Three Essentials for Software Teams
With all the layoffs in the last year, we can be forgiven for rolling our eyes at a newsletter about happiness, innovation and impact. A lot of talented people have been affected. It's not a particularly happy time. The remaining team members, managers and directors also aren't happy about seeing their colleagues affected by layoffs.
For those of us who lead software organizations, we see the challenges. Goals haven't changed. There is the same amount of work to be done. Only now there are fewer people to do that work, trust is shaken and team morale is down.
To maximize the chances of success for software teams, it's important to focus on what's essential: happiness, innovation and impact.
Start with happiness
A study by the Queen's School of Business and Gallup found that disengaged workers had 37% higher absenteeism and 60% more errors and defects than engaged employees.
Another study at a British telecommunications firm by Oxford University's Saïd Business School found that happy workers were 13% more productive. Some studies have seen productivity climb as high as 20% for happier workers.
Everything else being equal, a happier organization with engaged team members who make fewer errors and are more productive will out-perform the competition.
Build a virtuous cycle
For software teams, happiness, innovation, and impact are deeply interconnected. Each plays a crucial role in the team's success.
Here's how they relate to each other:
- Happiness is a catalyst for innovation: Happy software teams tend to be more creative and open to exploring new ideas. A positive environment encourages team members to think outside the box, take calculated risks, and embrace challenges with a constructive attitude. This heightened level of engagement and satisfaction fuels innovation, as team members are more likely to invest their best efforts to develop novel solutions and improve processes.
- Innovation drives impact: Innovation — through new products, feature enhancements, or process improvements — has a direct, positive impact on customers. It can create competitive advantages, open new markets, improve customer satisfaction, and increase efficiency. These outcomes create value for customers while enhancing the organization's reputation and market position.
- Impact reinforces happiness: When innovation leads to positive outcomes for customers, it creates a feedback loop that reinforces happiness. Customer success boosts morale and create a feeling of satisfaction. This sense of achievement further enhances the happiness of team members, which fosters a positive team culture.
Happiness, innovation, and impact are not isolated concepts. They're deeply interconnected. Together they form a virtuous cycle that benefits team members, customers and the organization as a whole.
A happy and engaged team is more likely to innovate, innovation is critical to create significant business impact, and significant business impact creates a sense of satisfaction that boosts happiness. It's cyclical.
Here are a few ways to start the happiness, innovation and impact cycle:
- Achievable number of goals / OKRs: Between 1 and 4 throughout the year is about right. Roughly 1 per quarter. Some might take multiple quarters to achieve. More than that and teams can't make meaningful progress on important objectives. A lack of progress prevents the virtuous cycle from starting.

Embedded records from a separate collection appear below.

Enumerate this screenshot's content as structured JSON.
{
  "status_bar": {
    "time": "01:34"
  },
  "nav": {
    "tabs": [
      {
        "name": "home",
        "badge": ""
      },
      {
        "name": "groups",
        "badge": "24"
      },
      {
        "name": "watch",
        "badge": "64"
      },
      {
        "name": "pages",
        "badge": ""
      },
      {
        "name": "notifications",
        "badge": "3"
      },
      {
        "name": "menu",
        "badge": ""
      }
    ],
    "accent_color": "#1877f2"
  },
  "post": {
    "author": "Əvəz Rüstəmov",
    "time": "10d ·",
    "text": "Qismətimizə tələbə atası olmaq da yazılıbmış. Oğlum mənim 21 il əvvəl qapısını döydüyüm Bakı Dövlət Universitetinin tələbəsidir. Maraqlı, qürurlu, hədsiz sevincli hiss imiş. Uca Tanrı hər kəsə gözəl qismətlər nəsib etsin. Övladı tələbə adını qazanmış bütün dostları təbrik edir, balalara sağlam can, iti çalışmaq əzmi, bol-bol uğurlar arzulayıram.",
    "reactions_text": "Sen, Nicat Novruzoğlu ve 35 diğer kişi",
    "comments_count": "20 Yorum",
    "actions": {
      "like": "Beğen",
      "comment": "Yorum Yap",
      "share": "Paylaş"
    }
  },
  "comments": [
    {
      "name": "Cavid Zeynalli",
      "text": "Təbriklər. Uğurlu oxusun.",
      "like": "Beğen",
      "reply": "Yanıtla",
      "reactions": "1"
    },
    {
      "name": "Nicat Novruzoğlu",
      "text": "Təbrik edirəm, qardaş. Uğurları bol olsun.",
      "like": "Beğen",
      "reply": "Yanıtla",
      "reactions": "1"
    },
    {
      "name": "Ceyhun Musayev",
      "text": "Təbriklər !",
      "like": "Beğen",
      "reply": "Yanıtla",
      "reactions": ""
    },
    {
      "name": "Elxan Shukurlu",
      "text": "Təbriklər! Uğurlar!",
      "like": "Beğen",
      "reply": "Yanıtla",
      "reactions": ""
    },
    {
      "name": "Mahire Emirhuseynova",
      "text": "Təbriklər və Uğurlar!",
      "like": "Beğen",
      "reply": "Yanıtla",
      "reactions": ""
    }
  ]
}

- Show progress: Pick two metrics: a north star metric that tracks value delivered to customers and a KPI that tracks value captured by the organization. For example, monthly active users and revenue. Instead of the number of tasks completed, show teams value delivered and captured over time to build a sense of accomplishment.
- Validate ideas: Most ideas to achieve goals / objectives aren't very good. Even at big tech companies, the success rate of ideas is surprisingly low. At best 30% and typically only 10%. Before committing to implement a solution, gather evidence to support opinions. Evidence not only improves the overall chances of success, but being able to demonstrate a high-level of confidence in the idea motivates teams — which improves chances of success even more.
- Work in small batches: Agile teams do much better with small tasks than large ones. Stack a lot of small wins over time to drive impact and happiness.
- Automate workflows: Remove tedious tasks to make time for impactful work. Automated tests and deployments reduce defects, improve reliability and increase velocity. AI tools can accelerate many common tasks — even coding. When teams can deliver value to customers quickly, impact and happiness go up.
- Create space for creativity: Creativity is the frontend of innovation. Just like we validate product ideas to find the few good ones, we must also validate ideas for novel technical solutions. Give teams a moderate innovation budget (time or money) to validate and implement their ideas. Beyond the satisfaction that teams get from seeing their innovations positively impact customers, the opportunity to explore new ideas itself has a direct and immediate impact on happiness.